Read through the entries below and copy each line where "агента" turns up.
Data provided: Begin
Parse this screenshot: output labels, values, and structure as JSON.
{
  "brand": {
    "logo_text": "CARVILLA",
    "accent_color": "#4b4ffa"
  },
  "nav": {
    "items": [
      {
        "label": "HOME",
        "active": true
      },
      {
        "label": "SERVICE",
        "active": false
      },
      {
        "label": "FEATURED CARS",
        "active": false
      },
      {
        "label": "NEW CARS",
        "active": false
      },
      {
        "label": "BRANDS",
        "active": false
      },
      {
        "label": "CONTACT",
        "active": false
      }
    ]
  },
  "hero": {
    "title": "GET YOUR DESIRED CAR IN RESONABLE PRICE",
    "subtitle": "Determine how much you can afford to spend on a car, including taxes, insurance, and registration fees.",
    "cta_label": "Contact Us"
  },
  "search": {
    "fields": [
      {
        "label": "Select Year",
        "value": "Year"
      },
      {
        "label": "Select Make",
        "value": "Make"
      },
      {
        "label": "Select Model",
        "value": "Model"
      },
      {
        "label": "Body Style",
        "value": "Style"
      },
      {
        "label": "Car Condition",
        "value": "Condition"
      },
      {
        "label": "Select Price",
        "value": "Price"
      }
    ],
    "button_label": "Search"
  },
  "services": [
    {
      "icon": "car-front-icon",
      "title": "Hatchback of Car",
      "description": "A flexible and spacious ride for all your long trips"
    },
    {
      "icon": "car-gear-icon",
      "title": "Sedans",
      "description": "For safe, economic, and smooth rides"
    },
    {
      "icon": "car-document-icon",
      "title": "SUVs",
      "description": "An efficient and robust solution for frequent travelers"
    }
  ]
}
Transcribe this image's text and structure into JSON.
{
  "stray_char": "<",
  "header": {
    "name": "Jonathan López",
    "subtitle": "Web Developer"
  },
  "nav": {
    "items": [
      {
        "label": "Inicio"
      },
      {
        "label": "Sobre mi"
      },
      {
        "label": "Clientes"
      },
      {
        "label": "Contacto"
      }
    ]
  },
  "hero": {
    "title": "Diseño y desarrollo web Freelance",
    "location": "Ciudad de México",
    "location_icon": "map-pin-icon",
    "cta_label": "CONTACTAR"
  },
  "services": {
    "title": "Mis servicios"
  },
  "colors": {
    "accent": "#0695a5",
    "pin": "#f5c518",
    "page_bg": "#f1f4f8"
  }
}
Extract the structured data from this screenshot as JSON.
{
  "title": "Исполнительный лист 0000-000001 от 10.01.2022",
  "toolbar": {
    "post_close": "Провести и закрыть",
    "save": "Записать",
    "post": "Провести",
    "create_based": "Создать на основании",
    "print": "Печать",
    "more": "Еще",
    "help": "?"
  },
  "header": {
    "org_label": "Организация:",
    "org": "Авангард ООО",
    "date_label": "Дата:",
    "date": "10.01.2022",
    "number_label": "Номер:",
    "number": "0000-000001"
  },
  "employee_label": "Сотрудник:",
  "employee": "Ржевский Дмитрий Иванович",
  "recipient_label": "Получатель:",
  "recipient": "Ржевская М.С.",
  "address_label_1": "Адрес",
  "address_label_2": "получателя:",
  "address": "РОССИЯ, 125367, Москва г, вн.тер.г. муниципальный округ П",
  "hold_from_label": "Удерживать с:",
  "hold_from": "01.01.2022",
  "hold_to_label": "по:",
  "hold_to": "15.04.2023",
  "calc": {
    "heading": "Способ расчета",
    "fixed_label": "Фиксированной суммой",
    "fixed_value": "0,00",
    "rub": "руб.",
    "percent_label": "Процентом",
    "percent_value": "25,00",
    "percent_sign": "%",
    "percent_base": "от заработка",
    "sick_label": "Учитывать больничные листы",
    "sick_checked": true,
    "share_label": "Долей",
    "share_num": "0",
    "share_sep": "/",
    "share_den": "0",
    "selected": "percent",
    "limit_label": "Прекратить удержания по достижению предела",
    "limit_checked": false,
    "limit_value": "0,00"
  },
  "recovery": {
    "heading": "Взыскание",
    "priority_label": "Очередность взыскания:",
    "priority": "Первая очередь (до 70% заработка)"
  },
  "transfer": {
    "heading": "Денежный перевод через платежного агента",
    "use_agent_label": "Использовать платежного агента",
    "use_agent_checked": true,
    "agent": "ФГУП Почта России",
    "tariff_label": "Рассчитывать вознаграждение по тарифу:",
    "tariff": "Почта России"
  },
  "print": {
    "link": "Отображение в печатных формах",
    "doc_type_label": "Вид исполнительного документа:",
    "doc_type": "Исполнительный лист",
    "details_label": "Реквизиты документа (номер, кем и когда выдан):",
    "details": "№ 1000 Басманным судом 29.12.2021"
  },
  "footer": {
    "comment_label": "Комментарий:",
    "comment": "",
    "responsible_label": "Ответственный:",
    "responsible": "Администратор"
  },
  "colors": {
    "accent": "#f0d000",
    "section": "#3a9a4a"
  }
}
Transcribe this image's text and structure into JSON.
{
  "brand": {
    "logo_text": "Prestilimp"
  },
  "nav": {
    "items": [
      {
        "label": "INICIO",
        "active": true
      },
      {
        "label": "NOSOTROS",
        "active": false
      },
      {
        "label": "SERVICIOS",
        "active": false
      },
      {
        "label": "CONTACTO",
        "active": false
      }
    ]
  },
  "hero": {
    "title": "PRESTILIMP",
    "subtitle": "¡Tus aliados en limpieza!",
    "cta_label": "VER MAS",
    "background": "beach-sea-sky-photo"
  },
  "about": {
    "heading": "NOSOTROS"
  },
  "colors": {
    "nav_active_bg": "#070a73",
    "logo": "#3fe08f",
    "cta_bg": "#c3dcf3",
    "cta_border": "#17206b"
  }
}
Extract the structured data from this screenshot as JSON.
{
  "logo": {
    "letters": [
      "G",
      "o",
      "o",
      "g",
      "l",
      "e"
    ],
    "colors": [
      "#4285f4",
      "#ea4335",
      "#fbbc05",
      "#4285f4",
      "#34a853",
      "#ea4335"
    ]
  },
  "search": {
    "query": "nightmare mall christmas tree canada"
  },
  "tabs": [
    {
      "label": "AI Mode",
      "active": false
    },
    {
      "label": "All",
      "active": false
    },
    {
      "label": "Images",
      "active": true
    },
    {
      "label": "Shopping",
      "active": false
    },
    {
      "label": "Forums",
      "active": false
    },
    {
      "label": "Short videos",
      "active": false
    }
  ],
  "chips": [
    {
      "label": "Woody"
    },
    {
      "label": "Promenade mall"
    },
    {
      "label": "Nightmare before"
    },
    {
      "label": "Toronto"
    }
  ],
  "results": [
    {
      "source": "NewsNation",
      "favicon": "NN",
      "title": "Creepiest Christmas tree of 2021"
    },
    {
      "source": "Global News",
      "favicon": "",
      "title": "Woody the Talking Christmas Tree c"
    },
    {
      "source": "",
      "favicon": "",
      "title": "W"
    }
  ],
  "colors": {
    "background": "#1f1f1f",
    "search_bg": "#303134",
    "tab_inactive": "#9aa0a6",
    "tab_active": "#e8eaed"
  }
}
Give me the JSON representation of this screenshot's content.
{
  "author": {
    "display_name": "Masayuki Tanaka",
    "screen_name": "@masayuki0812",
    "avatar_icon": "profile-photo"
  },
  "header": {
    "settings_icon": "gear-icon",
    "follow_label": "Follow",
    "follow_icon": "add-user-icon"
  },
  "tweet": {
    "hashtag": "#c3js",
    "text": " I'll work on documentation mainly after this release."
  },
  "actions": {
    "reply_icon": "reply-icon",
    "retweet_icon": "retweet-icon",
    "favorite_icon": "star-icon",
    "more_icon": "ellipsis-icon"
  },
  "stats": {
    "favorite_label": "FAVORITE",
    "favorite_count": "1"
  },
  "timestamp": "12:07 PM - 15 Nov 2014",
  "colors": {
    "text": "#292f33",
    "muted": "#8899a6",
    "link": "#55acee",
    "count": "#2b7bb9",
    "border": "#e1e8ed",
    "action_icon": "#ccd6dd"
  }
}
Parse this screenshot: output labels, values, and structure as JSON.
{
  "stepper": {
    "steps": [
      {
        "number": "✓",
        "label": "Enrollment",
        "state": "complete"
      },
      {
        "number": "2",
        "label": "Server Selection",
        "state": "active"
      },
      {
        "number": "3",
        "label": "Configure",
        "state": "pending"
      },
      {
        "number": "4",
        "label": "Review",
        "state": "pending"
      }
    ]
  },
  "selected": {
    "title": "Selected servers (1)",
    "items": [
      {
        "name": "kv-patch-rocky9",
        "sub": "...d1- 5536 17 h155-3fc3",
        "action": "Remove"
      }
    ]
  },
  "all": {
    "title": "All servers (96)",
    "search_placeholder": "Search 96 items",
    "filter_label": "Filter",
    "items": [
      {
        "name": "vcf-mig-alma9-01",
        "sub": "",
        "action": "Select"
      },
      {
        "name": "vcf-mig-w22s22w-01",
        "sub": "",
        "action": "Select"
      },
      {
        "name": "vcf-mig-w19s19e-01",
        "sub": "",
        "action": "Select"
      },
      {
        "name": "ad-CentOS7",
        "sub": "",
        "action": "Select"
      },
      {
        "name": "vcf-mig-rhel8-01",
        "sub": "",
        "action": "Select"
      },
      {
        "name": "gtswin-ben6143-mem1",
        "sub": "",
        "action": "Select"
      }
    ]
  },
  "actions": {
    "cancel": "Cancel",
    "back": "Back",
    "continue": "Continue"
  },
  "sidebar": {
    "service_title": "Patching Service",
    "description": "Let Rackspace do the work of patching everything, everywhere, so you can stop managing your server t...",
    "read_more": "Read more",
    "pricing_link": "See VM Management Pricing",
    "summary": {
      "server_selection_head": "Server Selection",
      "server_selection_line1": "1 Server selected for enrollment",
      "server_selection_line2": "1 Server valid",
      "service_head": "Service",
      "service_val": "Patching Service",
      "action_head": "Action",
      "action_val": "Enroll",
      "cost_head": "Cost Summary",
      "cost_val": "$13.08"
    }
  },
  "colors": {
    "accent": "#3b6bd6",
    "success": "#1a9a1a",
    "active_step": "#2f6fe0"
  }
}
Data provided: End
Response box »
    "heading": "Денежный перевод через платежного агента",
    "use_agent_label": "Использовать платежного агента",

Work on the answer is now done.